*Required work:* Please set down each line of the material exactly.

*Data:*
--------------------------------------------------
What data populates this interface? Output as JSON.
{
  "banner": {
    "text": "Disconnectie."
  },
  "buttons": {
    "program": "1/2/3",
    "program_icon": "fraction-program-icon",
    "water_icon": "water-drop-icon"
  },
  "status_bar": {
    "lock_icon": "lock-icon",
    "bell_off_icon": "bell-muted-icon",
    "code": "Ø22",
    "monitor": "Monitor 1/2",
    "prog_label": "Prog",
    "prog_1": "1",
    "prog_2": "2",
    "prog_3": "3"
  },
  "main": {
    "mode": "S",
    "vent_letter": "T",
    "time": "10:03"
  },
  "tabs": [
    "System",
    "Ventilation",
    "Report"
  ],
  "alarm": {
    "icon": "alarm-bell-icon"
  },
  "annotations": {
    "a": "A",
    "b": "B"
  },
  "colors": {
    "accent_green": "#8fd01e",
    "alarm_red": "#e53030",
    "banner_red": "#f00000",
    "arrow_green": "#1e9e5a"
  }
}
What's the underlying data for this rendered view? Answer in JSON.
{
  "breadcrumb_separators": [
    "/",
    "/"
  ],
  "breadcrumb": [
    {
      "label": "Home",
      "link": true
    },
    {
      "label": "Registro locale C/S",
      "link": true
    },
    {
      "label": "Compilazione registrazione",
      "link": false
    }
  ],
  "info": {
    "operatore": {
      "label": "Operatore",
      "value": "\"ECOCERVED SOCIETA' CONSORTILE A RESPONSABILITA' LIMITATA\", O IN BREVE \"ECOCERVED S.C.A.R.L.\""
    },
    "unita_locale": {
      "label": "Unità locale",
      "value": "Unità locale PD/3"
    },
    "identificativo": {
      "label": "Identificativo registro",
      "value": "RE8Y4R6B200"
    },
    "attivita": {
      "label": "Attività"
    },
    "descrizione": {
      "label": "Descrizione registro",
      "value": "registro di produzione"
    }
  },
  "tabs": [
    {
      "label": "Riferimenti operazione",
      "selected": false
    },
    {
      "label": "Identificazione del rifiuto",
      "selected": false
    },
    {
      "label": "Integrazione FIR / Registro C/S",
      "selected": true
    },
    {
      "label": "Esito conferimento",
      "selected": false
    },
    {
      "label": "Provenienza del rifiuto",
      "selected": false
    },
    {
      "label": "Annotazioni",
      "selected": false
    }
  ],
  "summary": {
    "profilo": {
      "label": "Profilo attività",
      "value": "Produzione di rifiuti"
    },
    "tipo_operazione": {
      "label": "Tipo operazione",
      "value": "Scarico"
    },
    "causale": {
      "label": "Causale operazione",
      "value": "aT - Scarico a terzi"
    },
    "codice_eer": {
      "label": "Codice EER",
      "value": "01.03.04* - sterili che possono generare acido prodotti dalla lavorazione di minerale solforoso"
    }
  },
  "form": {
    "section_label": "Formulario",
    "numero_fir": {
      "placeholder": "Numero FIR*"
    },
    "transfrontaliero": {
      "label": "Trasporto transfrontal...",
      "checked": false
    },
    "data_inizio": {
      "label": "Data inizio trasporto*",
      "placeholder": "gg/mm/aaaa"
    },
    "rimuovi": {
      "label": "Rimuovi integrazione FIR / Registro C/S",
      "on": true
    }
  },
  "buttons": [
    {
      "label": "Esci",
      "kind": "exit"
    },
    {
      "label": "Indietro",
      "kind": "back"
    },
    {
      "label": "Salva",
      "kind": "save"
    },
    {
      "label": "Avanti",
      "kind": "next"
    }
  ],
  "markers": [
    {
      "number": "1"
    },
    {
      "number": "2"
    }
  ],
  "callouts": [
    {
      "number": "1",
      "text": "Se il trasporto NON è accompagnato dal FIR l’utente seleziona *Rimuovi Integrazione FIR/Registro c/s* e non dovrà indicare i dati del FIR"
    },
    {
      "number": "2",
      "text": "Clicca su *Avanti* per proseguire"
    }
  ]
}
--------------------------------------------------
*Response to this task:*
What data populates this interface? Output as JSON.
{
  "banner": {
    "text": "Disconnectie."
  },
  "buttons": {
    "program": "1/2/3",
    "program_icon": "fraction-program-icon",
    "water_icon": "water-drop-icon"
  },
  "status_bar": {
    "lock_icon": "lock-icon",
    "bell_off_icon": "bell-muted-icon",
    "code": "Ø22",
    "monitor": "Monitor 1/2",
    "prog_label": "Prog",
    "prog_1": "1",
    "prog_2": "2",
    "prog_3": "3"
  },
  "main": {
    "mode": "S",
    "vent_letter": "T",
    "time": "10:03"
  },
  "tabs": [
    "System",
    "Ventilation",
    "Report"
  ],
  "alarm": {
    "icon": "alarm-bell-icon"
  },
  "annotations": {
    "a": "A",
    "b": "B"
  },
  "colors": {
    "accent_green": "#8fd01e",
    "alarm_red": "#e53030",
    "banner_red": "#f00000",
    "arrow_green": "#1e9e5a"
  }
}
What's the underlying data for this rendered view? Answer in JSON.
{
  "breadcrumb_separators": [
    "/",
    "/"
  ],
  "breadcrumb": [
    {
      "label": "Home",
      "link": true
    },
    {
      "label": "Registro locale C/S",
      "link": true
    },
    {
      "label": "Compilazione registrazione",
      "link": false
    }
  ],
  "info": {
    "operatore": {
      "label": "Operatore",
      "value": "\"ECOCERVED SOCIETA' CONSORTILE A RESPONSABILITA' LIMITATA\", O IN BREVE \"ECOCERVED S.C.A.R.L.\""
    },
    "unita_locale": {
      "label": "Unità locale",
      "value": "Unità locale PD/3"
    },
    "identificativo": {
      "label": "Identificativo registro",
      "value": "RE8Y4R6B200"
    },
    "attivita": {
      "label": "Attività"
    },
    "descrizione": {
      "label": "Descrizione registro",
      "value": "registro di produzione"
    }
  },
  "tabs": [
    {
      "label": "Riferimenti operazione",
      "selected": false
    },
    {
      "label": "Identificazione del rifiuto",
      "selected": false
    },
    {
      "label": "Integrazione FIR / Registro C/S",
      "selected": true
    },
    {
      "label": "Esito conferimento",
      "selected": false
    },
    {
      "label": "Provenienza del rifiuto",
      "selected": false
    },
    {
      "label": "Annotazioni",
      "selected": false
    }
  ],
  "summary": {
    "profilo": {
      "label": "Profilo attività",
      "value": "Produzione di rifiuti"
    },
    "tipo_operazione": {
      "label": "Tipo operazione",
      "value": "Scarico"
    },
    "causale": {
      "label": "Causale operazione",
      "value": "aT - Scarico a terzi"
    },
    "codice_eer": {
      "label": "Codice EER",
      "value": "01.03.04* - sterili che possono generare acido prodotti dalla lavorazione di minerale solforoso"
    }
  },
  "form": {
    "section_label": "Formulario",
    "numero_fir": {
      "placeholder": "Numero FIR*"
    },
    "transfrontaliero": {
      "label": "Trasporto transfrontal...",
      "checked": false
    },
    "data_inizio": {
      "label": "Data inizio trasporto*",
      "placeholder": "gg/mm/aaaa"
    },
    "rimuovi": {
      "label": "Rimuovi integrazione FIR / Registro C/S",
      "on": true
    }
  },
  "buttons": [
    {
      "label": "Esci",
      "kind": "exit"
    },
    {
      "label": "Indietro",
      "kind": "back"
    },
    {
      "label": "Salva",
      "kind": "save"
    },
    {
      "label": "Avanti",
      "kind": "next"
    }
  ],
  "markers": [
    {
      "number": "1"
    },
    {
      "number": "2"
    }
  ],
  "callouts": [
    {
      "number": "1",
      "text": "Se il trasporto NON è accompagnato dal FIR l’utente seleziona *Rimuovi Integrazione FIR/Registro c/s* e non dovrà indicare i dati del FIR"
    },
    {
      "number": "2",
      "text": "Clicca su *Avanti* per proseguire"
    }
  ]
}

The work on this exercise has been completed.